Data to process
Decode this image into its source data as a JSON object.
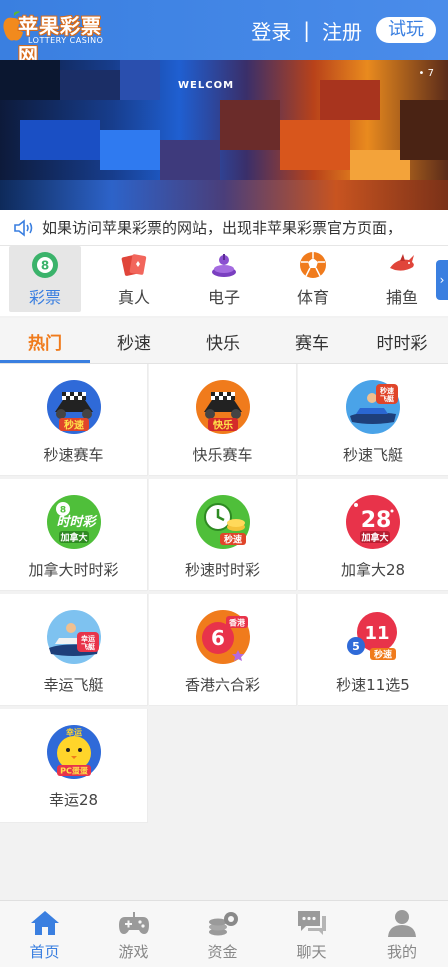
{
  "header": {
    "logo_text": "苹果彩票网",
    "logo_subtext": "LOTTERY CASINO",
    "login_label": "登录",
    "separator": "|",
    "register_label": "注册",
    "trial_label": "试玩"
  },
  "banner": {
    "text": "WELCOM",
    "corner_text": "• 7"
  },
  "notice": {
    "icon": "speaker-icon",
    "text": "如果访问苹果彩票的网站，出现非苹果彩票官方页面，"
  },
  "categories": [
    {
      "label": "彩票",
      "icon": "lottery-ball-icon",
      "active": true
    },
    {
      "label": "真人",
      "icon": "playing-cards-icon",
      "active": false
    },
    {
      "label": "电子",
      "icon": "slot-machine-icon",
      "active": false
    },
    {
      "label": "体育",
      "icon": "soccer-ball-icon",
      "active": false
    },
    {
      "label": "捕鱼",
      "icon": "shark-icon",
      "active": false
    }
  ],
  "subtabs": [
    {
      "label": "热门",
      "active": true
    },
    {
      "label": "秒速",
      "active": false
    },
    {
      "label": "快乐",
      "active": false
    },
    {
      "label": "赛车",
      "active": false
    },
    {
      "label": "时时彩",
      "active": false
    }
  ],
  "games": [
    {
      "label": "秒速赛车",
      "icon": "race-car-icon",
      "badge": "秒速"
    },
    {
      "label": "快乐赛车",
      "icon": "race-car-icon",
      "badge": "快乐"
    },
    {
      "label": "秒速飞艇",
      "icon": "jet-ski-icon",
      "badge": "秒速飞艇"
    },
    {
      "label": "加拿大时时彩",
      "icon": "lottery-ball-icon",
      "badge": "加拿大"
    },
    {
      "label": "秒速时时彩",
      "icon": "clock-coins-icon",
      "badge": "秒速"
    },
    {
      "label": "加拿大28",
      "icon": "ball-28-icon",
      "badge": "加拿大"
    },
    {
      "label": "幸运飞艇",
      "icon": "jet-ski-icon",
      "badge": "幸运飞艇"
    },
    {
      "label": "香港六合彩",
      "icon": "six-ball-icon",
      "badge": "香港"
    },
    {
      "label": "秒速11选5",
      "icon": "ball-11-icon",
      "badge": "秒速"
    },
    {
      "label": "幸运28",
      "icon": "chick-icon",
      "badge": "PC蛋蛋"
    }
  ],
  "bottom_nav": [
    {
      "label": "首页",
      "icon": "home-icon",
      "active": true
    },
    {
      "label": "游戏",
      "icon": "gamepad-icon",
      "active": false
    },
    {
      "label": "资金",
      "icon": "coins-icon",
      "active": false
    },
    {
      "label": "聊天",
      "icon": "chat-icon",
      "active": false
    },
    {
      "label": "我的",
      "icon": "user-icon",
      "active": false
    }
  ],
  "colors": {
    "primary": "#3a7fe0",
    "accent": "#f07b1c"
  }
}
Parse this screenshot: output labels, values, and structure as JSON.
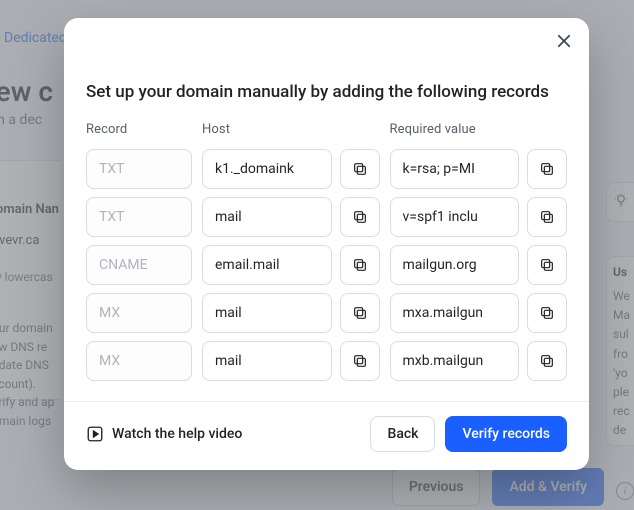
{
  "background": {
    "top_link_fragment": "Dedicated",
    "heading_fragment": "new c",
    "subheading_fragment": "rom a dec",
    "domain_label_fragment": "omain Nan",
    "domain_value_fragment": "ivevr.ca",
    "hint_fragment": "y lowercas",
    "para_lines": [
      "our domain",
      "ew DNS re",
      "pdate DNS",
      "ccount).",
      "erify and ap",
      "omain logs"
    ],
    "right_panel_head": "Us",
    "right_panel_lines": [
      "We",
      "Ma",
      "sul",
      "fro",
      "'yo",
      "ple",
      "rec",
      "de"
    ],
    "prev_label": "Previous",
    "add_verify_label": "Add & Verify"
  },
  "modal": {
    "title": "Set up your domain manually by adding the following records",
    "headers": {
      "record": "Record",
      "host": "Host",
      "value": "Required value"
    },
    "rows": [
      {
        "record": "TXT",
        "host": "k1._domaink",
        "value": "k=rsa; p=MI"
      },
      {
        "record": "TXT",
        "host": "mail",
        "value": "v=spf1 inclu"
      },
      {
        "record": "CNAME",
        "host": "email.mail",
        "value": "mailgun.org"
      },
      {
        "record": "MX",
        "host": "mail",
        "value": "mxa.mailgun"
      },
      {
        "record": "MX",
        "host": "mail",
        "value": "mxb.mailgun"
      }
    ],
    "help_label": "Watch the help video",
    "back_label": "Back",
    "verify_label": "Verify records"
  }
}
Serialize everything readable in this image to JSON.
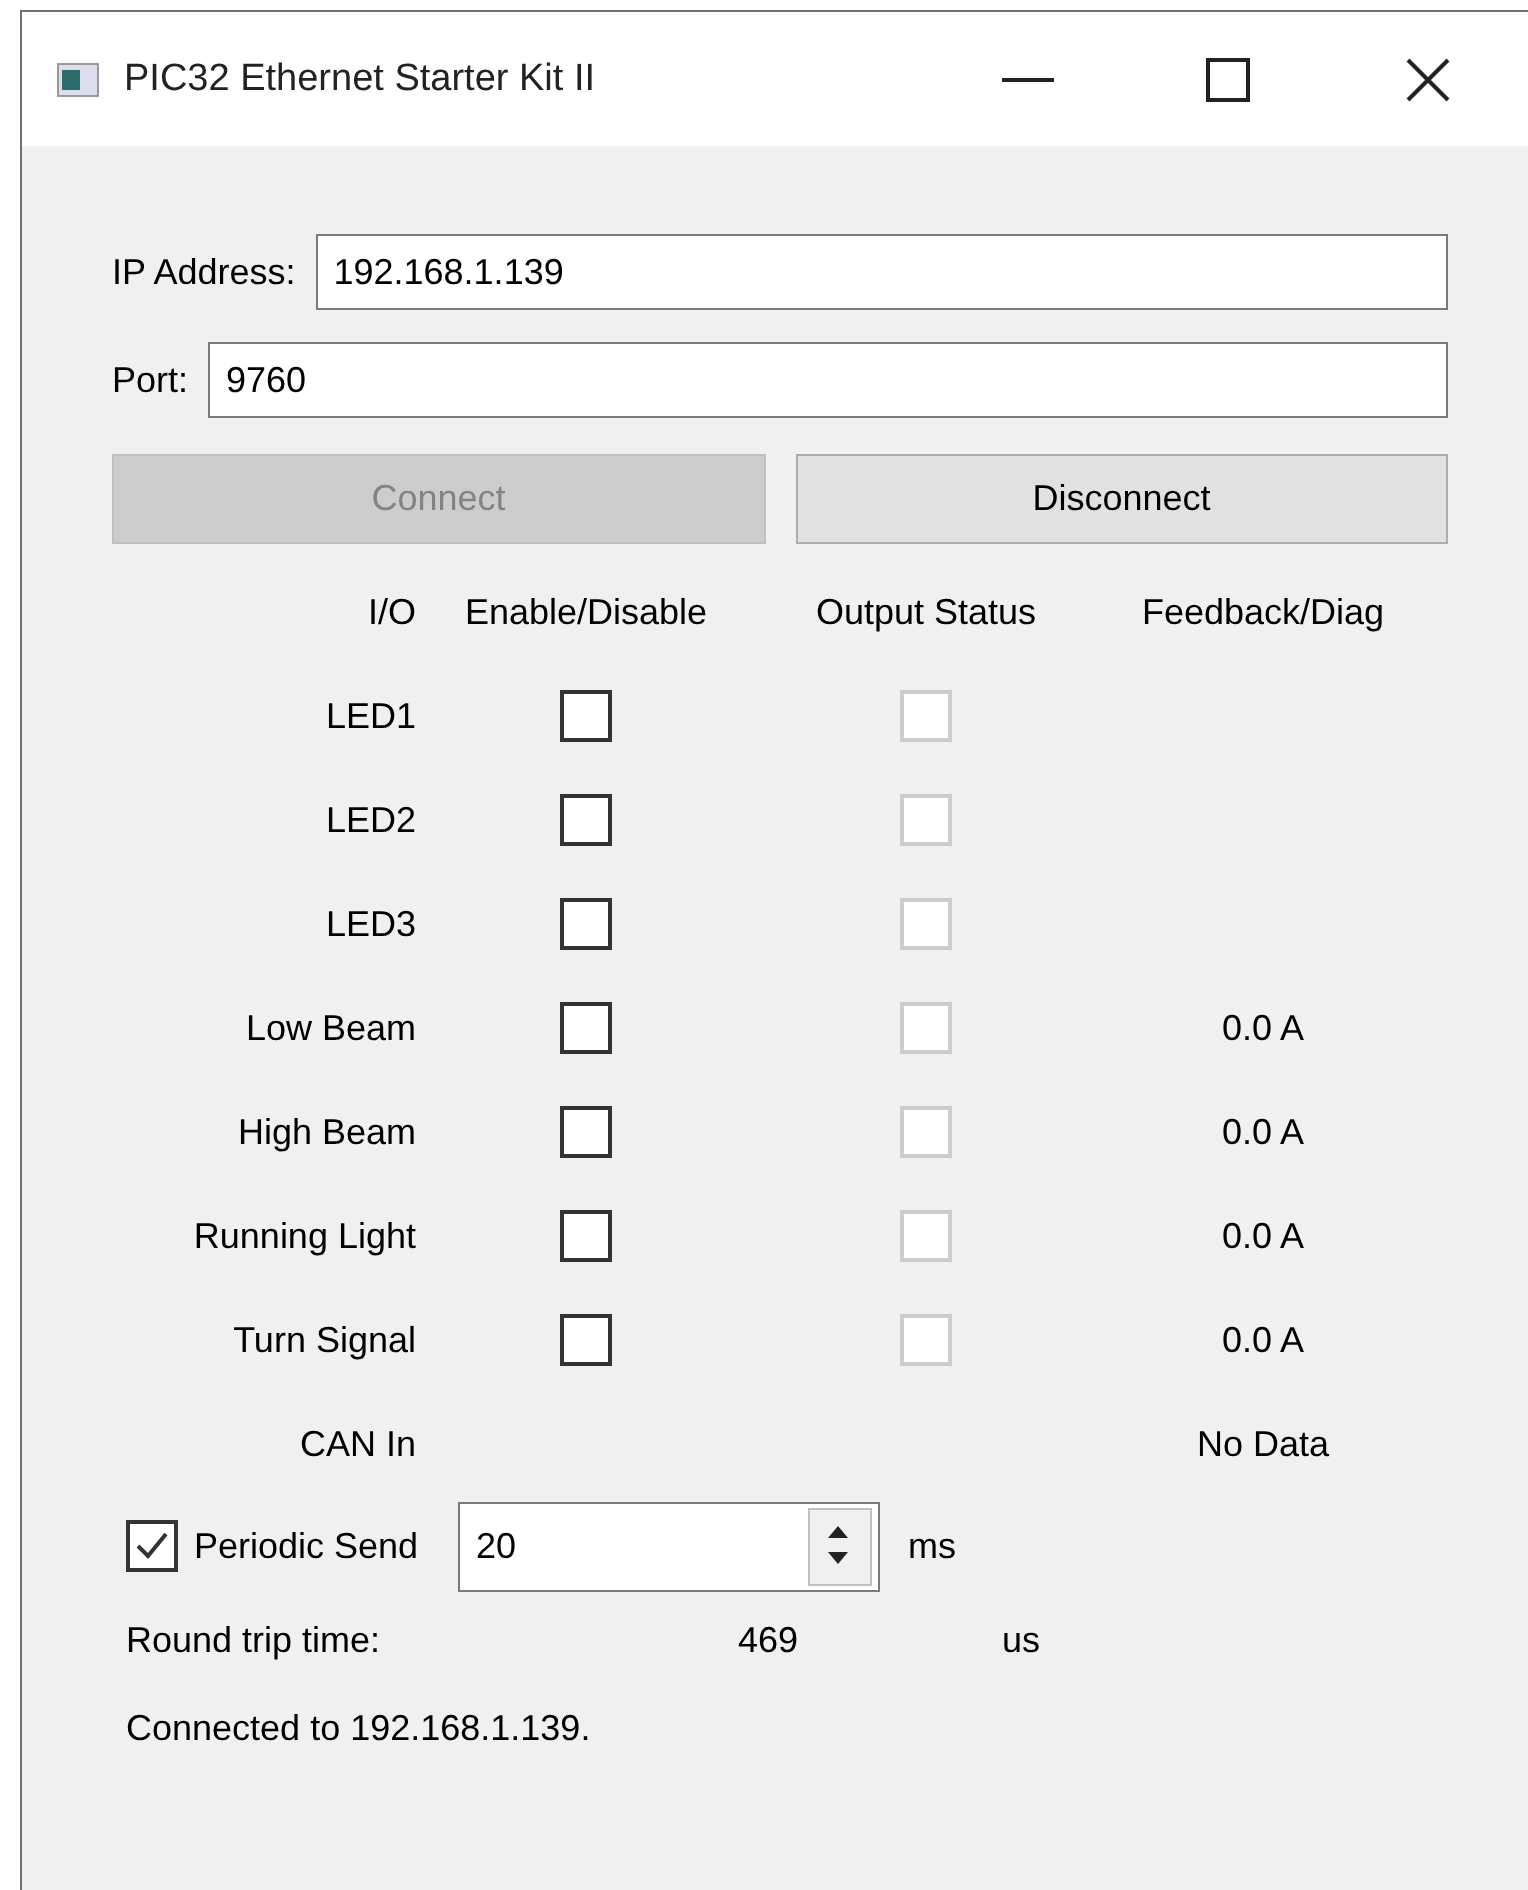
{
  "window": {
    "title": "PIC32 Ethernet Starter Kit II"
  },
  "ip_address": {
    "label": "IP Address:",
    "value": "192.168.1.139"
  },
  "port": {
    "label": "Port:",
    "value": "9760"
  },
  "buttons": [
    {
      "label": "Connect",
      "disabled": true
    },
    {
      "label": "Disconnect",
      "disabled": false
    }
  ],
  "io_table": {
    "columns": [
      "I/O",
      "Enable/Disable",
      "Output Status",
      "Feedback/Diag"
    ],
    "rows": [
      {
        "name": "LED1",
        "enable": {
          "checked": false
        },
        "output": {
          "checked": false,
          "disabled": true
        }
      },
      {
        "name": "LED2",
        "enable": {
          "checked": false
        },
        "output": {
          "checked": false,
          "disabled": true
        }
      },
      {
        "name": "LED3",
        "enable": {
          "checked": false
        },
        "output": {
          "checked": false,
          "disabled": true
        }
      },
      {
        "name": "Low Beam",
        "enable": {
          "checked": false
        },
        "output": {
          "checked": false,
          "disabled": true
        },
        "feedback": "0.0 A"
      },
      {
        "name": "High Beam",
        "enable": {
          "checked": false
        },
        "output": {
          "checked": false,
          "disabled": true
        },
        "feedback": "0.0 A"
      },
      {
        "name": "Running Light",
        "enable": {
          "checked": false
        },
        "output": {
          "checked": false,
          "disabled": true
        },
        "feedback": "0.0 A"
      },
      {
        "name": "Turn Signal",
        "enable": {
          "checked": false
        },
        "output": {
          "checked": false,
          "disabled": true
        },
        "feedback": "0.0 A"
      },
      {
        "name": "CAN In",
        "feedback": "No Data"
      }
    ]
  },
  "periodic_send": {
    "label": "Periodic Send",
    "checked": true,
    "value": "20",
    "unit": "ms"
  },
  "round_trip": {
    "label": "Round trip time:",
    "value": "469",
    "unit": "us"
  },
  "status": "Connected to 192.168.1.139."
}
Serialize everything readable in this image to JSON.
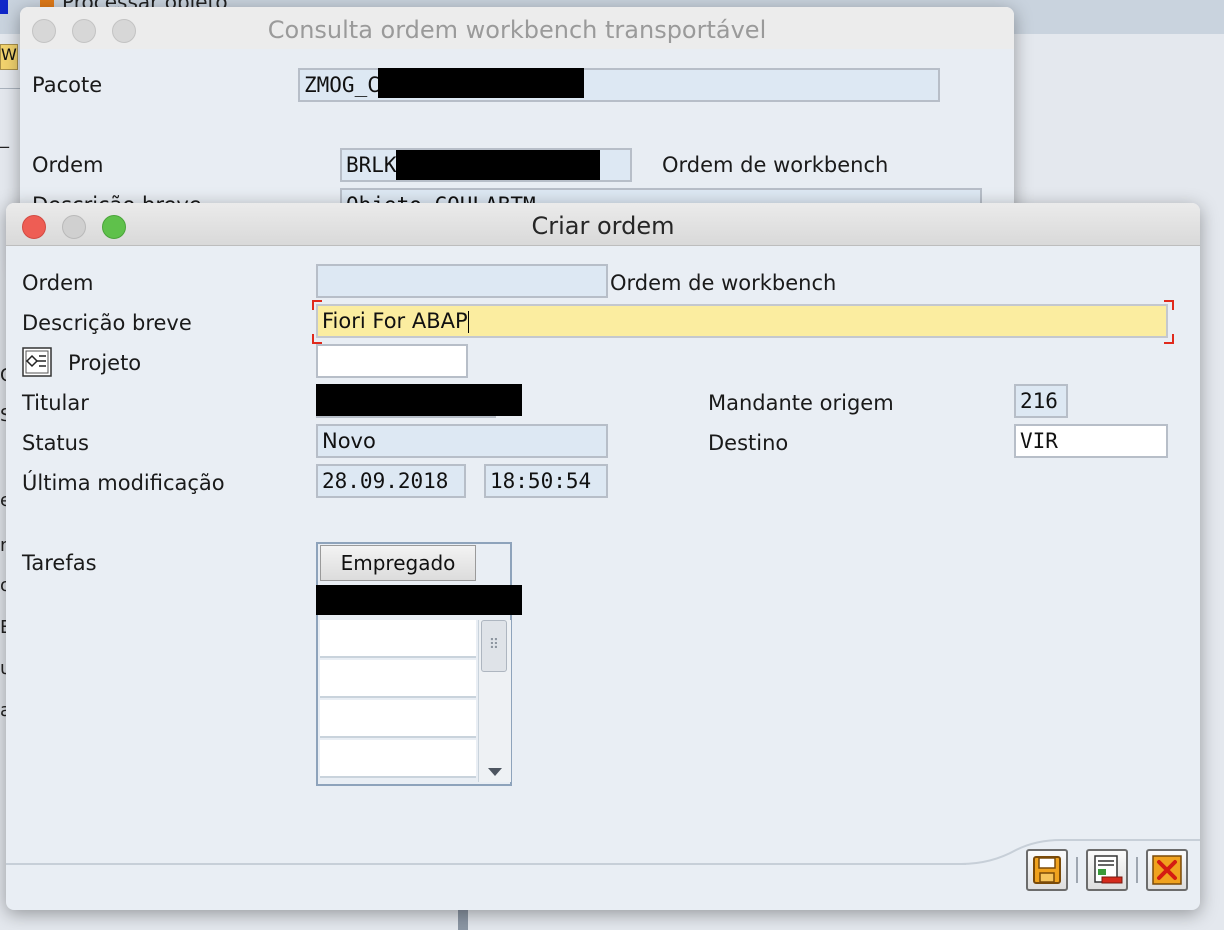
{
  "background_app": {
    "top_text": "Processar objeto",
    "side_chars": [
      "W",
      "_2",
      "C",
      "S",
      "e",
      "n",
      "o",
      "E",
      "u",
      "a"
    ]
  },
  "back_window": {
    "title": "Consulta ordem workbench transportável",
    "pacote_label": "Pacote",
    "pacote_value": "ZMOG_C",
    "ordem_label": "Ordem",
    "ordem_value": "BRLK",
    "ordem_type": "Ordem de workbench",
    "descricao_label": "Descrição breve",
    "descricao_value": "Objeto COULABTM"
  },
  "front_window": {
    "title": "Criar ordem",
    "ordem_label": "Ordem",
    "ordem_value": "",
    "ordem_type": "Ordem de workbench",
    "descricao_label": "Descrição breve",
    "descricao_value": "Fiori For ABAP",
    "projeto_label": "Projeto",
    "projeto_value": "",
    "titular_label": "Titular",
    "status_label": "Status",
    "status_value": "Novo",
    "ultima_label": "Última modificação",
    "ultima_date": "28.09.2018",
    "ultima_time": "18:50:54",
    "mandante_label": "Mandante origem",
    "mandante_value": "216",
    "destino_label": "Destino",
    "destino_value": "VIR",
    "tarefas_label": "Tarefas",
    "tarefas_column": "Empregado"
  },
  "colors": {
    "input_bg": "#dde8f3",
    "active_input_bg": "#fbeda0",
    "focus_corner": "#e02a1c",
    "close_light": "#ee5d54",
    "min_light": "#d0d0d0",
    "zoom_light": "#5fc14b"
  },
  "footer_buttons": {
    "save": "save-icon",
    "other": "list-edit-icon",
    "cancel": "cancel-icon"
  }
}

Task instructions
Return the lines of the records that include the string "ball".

Response for this exercise
      "icon": "lottery-ball-icon",
      "icon": "soccer-ball-icon",
      "icon": "lottery-ball-icon",
      "icon": "ball-28-icon",
      "icon": "six-ball-icon",
      "icon": "ball-11-icon",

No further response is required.